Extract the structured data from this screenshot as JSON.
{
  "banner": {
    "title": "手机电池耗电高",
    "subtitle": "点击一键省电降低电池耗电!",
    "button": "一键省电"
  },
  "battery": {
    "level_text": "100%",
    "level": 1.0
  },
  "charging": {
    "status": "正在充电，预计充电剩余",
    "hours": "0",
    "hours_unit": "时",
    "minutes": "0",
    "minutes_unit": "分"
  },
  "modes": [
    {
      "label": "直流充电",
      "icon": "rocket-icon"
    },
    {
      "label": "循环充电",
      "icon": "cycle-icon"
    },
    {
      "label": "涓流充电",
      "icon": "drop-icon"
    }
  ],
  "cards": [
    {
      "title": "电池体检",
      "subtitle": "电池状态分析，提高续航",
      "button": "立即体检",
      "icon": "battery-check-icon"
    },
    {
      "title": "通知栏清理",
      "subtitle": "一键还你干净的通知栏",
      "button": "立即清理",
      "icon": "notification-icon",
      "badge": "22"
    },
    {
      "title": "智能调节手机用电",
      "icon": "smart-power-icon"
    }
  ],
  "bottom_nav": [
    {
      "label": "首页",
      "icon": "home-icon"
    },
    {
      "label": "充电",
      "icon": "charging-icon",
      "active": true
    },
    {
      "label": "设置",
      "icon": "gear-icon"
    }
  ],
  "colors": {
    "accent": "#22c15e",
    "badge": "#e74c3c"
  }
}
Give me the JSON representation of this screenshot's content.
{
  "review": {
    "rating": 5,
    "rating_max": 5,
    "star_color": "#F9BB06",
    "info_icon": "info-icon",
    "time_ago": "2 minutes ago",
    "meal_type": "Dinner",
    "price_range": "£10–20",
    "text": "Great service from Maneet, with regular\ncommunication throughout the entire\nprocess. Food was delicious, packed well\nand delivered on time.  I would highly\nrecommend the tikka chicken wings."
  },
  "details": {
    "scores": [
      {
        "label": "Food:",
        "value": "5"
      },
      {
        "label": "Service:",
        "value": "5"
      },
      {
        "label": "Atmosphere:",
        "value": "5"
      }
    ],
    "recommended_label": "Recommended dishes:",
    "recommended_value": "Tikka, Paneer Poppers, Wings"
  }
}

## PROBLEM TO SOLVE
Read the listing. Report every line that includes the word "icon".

## YOUR RESPONSE
      "icon": "rocket-icon"
      "icon": "cycle-icon"
      "icon": "drop-icon"
      "icon": "battery-check-icon"
      "icon": "notification-icon",
      "icon": "smart-power-icon"
      "icon": "home-icon"
      "icon": "charging-icon",
      "icon": "gear-icon"
    "info_icon": "info-icon",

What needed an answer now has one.